_Brief_. From the listing below, work out how many lines contain "Dism". Reply with that number only.

Top of Records shown

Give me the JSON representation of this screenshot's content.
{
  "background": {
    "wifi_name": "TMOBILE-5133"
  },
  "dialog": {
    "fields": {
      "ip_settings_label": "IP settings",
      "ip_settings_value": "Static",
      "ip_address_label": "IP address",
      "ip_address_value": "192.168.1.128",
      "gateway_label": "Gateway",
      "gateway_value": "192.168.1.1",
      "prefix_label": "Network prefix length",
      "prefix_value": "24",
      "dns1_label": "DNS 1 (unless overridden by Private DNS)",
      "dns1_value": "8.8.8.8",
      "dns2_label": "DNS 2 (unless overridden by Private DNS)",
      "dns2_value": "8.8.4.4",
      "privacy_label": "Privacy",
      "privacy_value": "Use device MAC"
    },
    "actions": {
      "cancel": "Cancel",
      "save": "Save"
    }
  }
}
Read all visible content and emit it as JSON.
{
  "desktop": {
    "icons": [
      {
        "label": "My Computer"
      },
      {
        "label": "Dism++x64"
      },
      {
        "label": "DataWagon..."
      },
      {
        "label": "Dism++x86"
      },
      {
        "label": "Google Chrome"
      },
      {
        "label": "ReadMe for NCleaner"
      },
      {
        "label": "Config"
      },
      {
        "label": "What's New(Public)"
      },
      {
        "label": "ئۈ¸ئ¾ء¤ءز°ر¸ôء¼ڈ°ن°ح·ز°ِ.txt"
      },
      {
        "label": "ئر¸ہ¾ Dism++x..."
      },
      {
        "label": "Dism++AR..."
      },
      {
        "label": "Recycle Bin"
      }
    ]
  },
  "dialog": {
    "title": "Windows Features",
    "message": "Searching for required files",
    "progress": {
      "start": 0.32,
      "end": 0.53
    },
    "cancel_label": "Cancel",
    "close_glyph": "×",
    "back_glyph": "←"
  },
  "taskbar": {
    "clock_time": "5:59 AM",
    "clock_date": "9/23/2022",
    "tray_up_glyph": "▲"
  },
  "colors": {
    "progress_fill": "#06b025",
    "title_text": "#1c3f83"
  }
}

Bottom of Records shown

_Output_. 4